First Release: 15th August, 2013
Version Played: PlayStation 4
Available: PS Store US | PS Store UK | Xbox One | Steam
Katie returns home after touring Europe, only to find the house is empty. She has to piece together where everyone has gone from the clues left behind.
Though Katie is the character controlled by the player, this is primarily about her sister Sam. Finding notes and other objects triggers journal entries, written as though they were letters to Katie. Sam is a teenaged lesbian in the 1990s, and her story touches on dealing with her parents and finding her place in the world. In addition, Katie finds out more about her parents and the previous owner of the house.
There aren’t really any puzzles in the game, as it’s focused on story and exploration. It doesn’t get more complicated than finding a combination to open a lock.
I enjoyed the story. The voice acting was good, and it avoided a lot of the negative tropes that come with lesbian characters.
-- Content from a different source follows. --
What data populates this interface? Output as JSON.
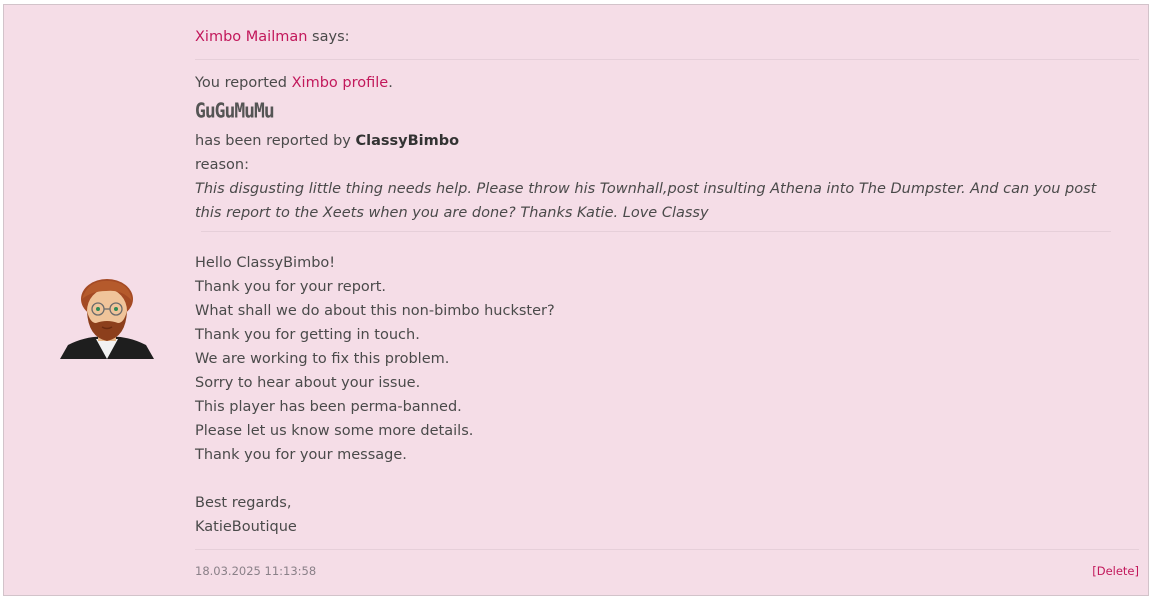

I was a bit surprised it wasn’t a horror game, based on the way it’d been described to me. This is firmly based in the reality of family relationships.
The atmosphere in the house is well done. Floorboards creak whilst a storm rages outside. These things are on random timers, giving them an organic feel. There’s attention to detail with the rooms, making sure they have the expected everyday objects. Each family member has their own style, which shows in the things they own. That said, the realism of the house also means there isn’t anything very surprising around the corner.
I grew up in the 1990s, but in a very different environment to Sam. The whole angle of the feminist punk movement was new to me. The game has music (on cassettes that can be played), fanzines and badges for the bands. The commentary mode includes some thoughts from Corin Tucker, the singer from Heavens to Betsy. There’s a lot of interesting stuff in the commentary in general, so it’s worth playing a second time with it activated.
Accessibility is reasonable. The game has options to remove head movement, and has a crosshair in the centre by default. This helps reduce motion sickness issues. Subtitles and text overlays for notes are also options. There are a few flickering lights in places, but the flickers are short and don’t create a strong strobe effect.
This is an interesting game about growing up and relationships. The emotional narrative and attention to detail stood out as strengths. The short playtime could be an issue for gamers on a budget. There are themes of anti-gay prejudice in the main storyline, and child abuse is implied in the side narratives, though none of that is very graphic.